(Records from a data collection)
'''
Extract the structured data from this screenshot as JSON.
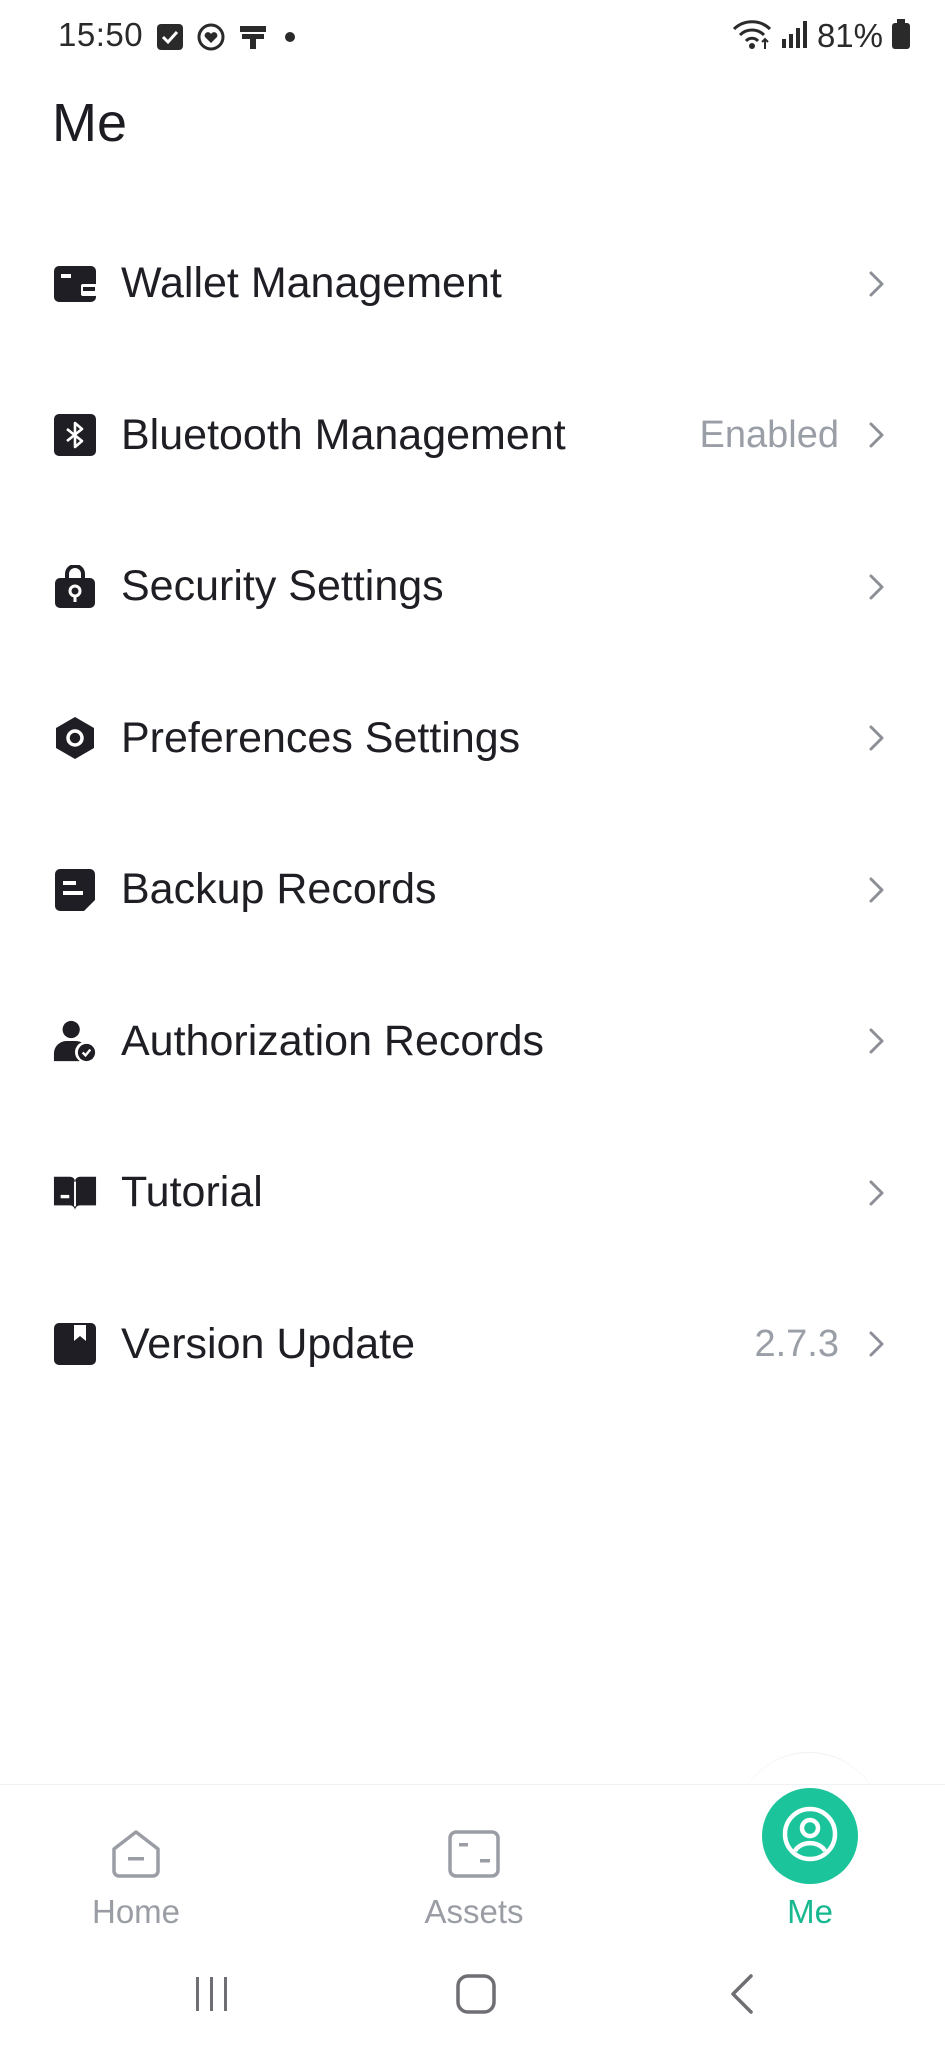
{
  "status_bar": {
    "time": "15:50",
    "battery": "81%",
    "icons": [
      "checkbox-notification-icon",
      "heart-app-icon",
      "bank-app-icon",
      "dot-indicator-icon",
      "wifi-icon",
      "signal-icon",
      "battery-icon"
    ]
  },
  "page": {
    "title": "Me"
  },
  "menu": {
    "items": [
      {
        "label": "Wallet Management",
        "value": "",
        "icon": "wallet-icon"
      },
      {
        "label": "Bluetooth Management",
        "value": "Enabled",
        "icon": "bluetooth-icon"
      },
      {
        "label": "Security Settings",
        "value": "",
        "icon": "lock-icon"
      },
      {
        "label": "Preferences Settings",
        "value": "",
        "icon": "hexagon-settings-icon"
      },
      {
        "label": "Backup Records",
        "value": "",
        "icon": "document-icon"
      },
      {
        "label": "Authorization Records",
        "value": "",
        "icon": "user-check-icon"
      },
      {
        "label": "Tutorial",
        "value": "",
        "icon": "book-icon"
      },
      {
        "label": "Version Update",
        "value": "2.7.3",
        "icon": "bookmark-icon"
      }
    ]
  },
  "bottom_nav": {
    "items": [
      {
        "label": "Home",
        "icon": "home-icon",
        "active": false
      },
      {
        "label": "Assets",
        "icon": "assets-icon",
        "active": false
      },
      {
        "label": "Me",
        "icon": "user-circle-icon",
        "active": true
      }
    ],
    "active_color": "#17b890",
    "inactive_color": "#9a9da4"
  },
  "system_nav": {
    "buttons": [
      "recents-icon",
      "home-square-icon",
      "back-icon"
    ]
  }
}
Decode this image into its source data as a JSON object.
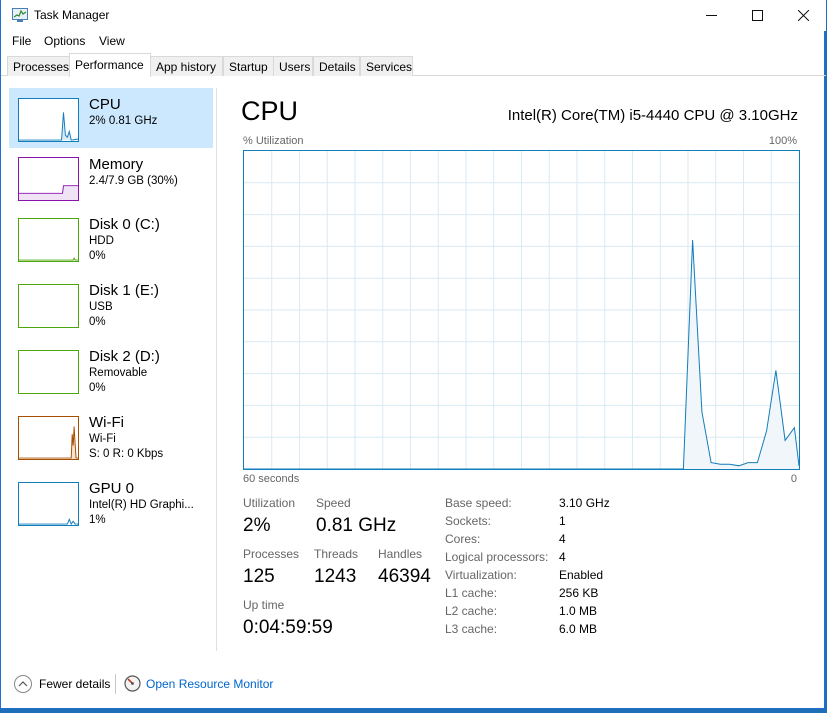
{
  "window": {
    "title": "Task Manager"
  },
  "menu": [
    "File",
    "Options",
    "View"
  ],
  "tabs": [
    "Processes",
    "Performance",
    "App history",
    "Startup",
    "Users",
    "Details",
    "Services"
  ],
  "sidebar": [
    {
      "name": "CPU",
      "sub1": "2% 0.81 GHz",
      "sub2": "",
      "color": "#117dbb"
    },
    {
      "name": "Memory",
      "sub1": "2.4/7.9 GB (30%)",
      "sub2": "",
      "color": "#8b12ae"
    },
    {
      "name": "Disk 0 (C:)",
      "sub1": "HDD",
      "sub2": "0%",
      "color": "#4da60c"
    },
    {
      "name": "Disk 1 (E:)",
      "sub1": "USB",
      "sub2": "0%",
      "color": "#4da60c"
    },
    {
      "name": "Disk 2 (D:)",
      "sub1": "Removable",
      "sub2": "0%",
      "color": "#4da60c"
    },
    {
      "name": "Wi-Fi",
      "sub1": "Wi-Fi",
      "sub2": "S: 0 R: 0 Kbps",
      "color": "#a74f01"
    },
    {
      "name": "GPU 0",
      "sub1": "Intel(R) HD Graphi...",
      "sub2": "1%",
      "color": "#117dbb"
    }
  ],
  "main": {
    "title": "CPU",
    "model": "Intel(R) Core(TM) i5-4440 CPU @ 3.10GHz",
    "graph_label": "% Utilization",
    "graph_max": "100%",
    "graph_span": "60 seconds",
    "graph_min": "0",
    "stats": {
      "utilization_label": "Utilization",
      "utilization": "2%",
      "speed_label": "Speed",
      "speed": "0.81 GHz",
      "processes_label": "Processes",
      "processes": "125",
      "threads_label": "Threads",
      "threads": "1243",
      "handles_label": "Handles",
      "handles": "46394",
      "uptime_label": "Up time",
      "uptime": "0:04:59:59"
    },
    "specs": [
      {
        "label": "Base speed:",
        "value": "3.10 GHz"
      },
      {
        "label": "Sockets:",
        "value": "1"
      },
      {
        "label": "Cores:",
        "value": "4"
      },
      {
        "label": "Logical processors:",
        "value": "4"
      },
      {
        "label": "Virtualization:",
        "value": "Enabled"
      },
      {
        "label": "L1 cache:",
        "value": "256 KB"
      },
      {
        "label": "L2 cache:",
        "value": "1.0 MB"
      },
      {
        "label": "L3 cache:",
        "value": "6.0 MB"
      }
    ]
  },
  "footer": {
    "fewer": "Fewer details",
    "monitor": "Open Resource Monitor"
  },
  "chart_data": {
    "type": "area",
    "xlabel": "60 seconds",
    "ylabel": "% Utilization",
    "ylim": [
      0,
      100
    ],
    "x": [
      -60,
      -12.5,
      -11.5,
      -10.5,
      -9.5,
      -8.5,
      -7.5,
      -6.5,
      -5.5,
      -4.5,
      -3.5,
      -2.5,
      -1.5,
      -0.5,
      0
    ],
    "values": [
      0,
      0,
      72,
      18,
      2,
      1.5,
      1.5,
      1,
      2,
      2,
      12,
      31,
      9,
      13,
      1
    ],
    "color": "#117dbb"
  }
}
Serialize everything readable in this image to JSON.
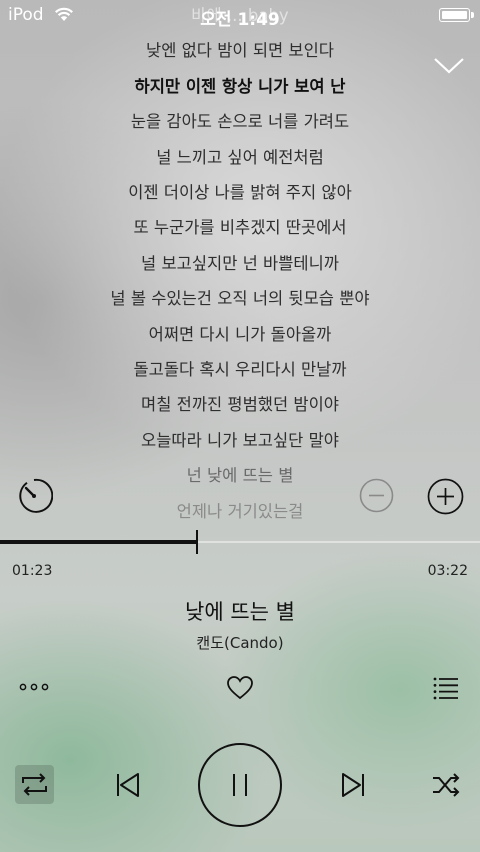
{
  "status_bar": {
    "carrier": "iPod",
    "time": "오전 1:49"
  },
  "lyrics": [
    "바에 ... baby",
    "낮엔 없다 밤이 되면 보인다",
    "하지만 이젠 항상 니가 보여 난",
    "눈을 감아도 손으로 너를 가려도",
    "널 느끼고 싶어 예전처럼",
    "이젠 더이상 나를 밝혀 주지 않아",
    "또 누군가를 비추겠지 딴곳에서",
    "널 보고싶지만 넌 바쁠테니까",
    "널 볼 수있는건 오직 너의 뒷모습 뿐야",
    "어쩌면 다시 니가 돌아올까",
    "돌고돌다 혹시 우리다시 만날까",
    "며칠 전까진 평범했던 밤이야",
    "오늘따라 니가 보고싶단 말야",
    "넌 낮에 뜨는 별",
    "언제나 거기있는걸"
  ],
  "current_lyric_index": 2,
  "playback": {
    "elapsed": "01:23",
    "total": "03:22",
    "progress": 0.41
  },
  "song": {
    "title": "낮에 뜨는 별",
    "artist": "캔도(Cando)"
  },
  "icons": {
    "collapse": "chevron-down-icon",
    "timer": "timer-icon",
    "font_smaller": "minus-circle-icon",
    "font_larger": "plus-circle-icon",
    "more": "more-dots-icon",
    "like": "heart-icon",
    "playlist": "playlist-icon",
    "repeat": "repeat-icon",
    "previous": "previous-track-icon",
    "pause": "pause-icon",
    "next": "next-track-icon",
    "shuffle": "shuffle-icon"
  },
  "colors": {
    "foreground": "#111111",
    "repeat_active_bg": "#5a6e5f"
  }
}
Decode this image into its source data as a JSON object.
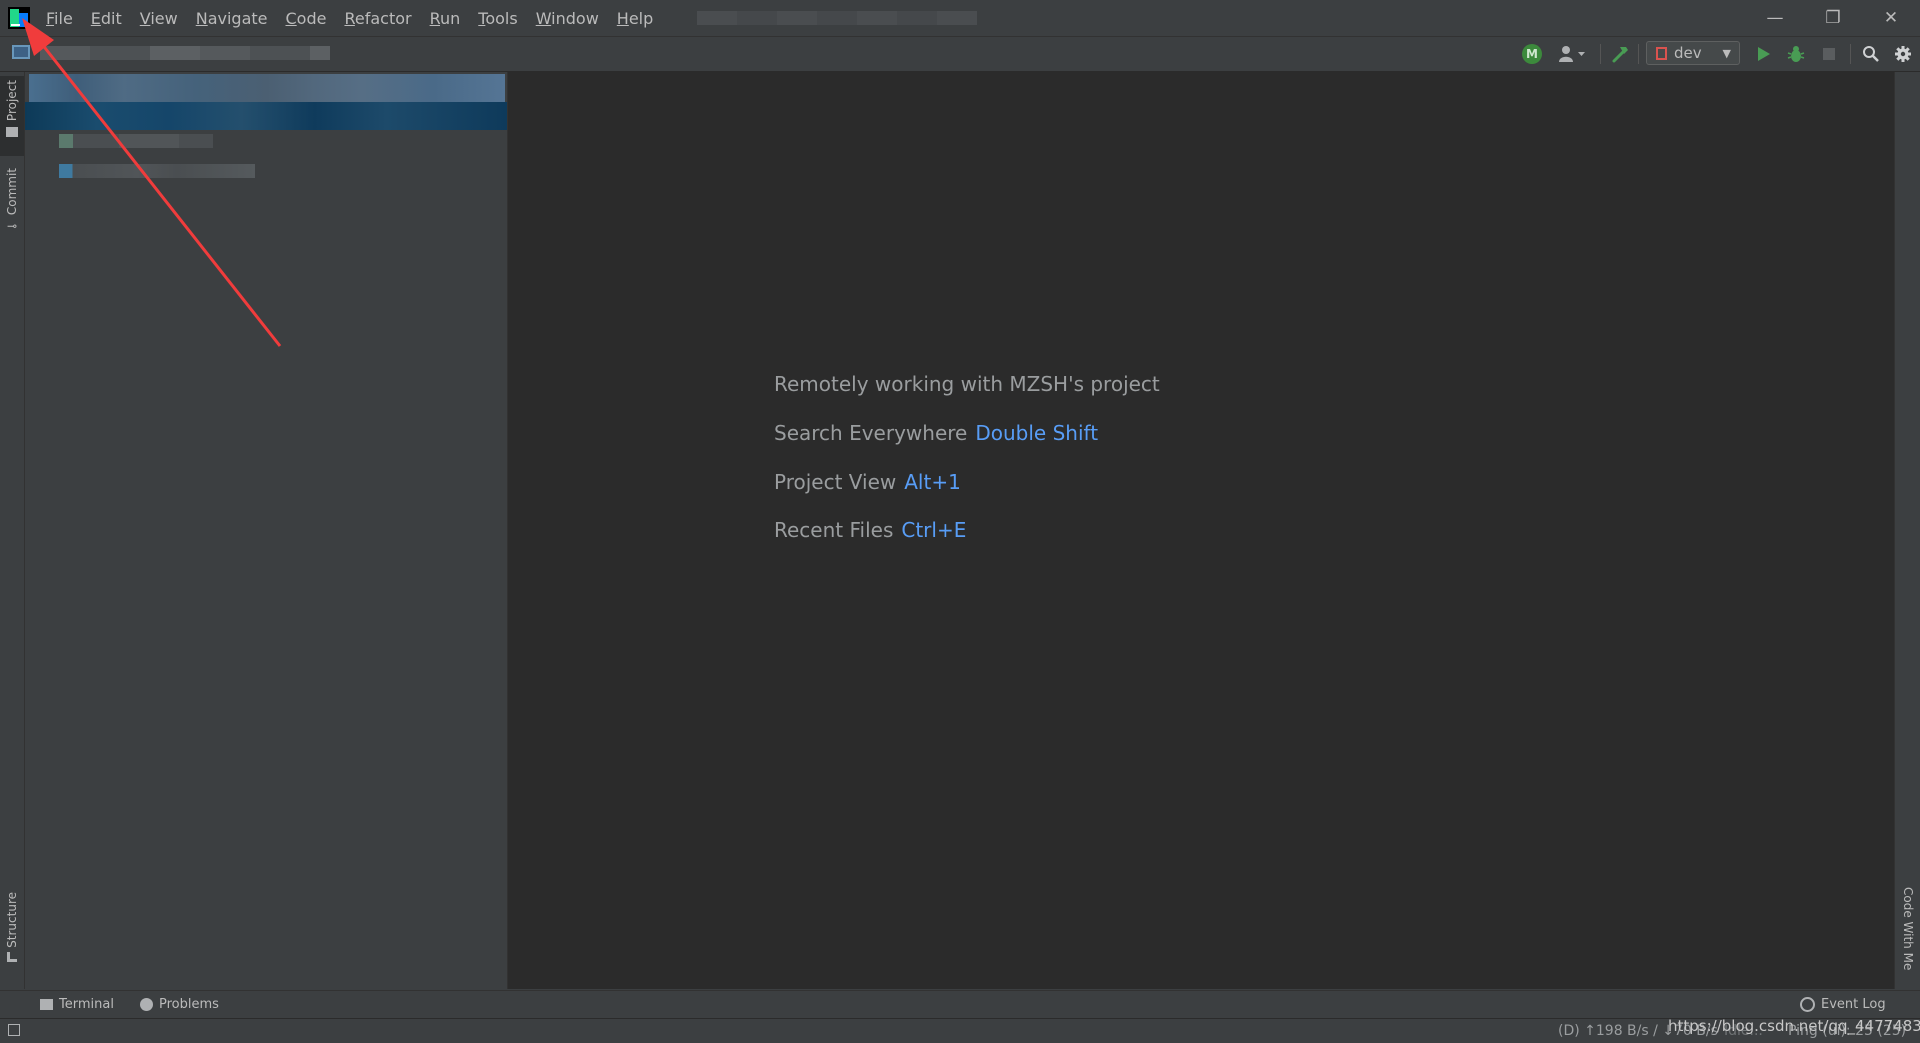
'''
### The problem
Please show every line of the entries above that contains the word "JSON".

### Written solution
Extract the structured data from this screenshot as JSON.
Decode this image into its source data as a JSON object.
Serialize everything readable in this image to JSON.
Decode this image into its source data as a JSON object.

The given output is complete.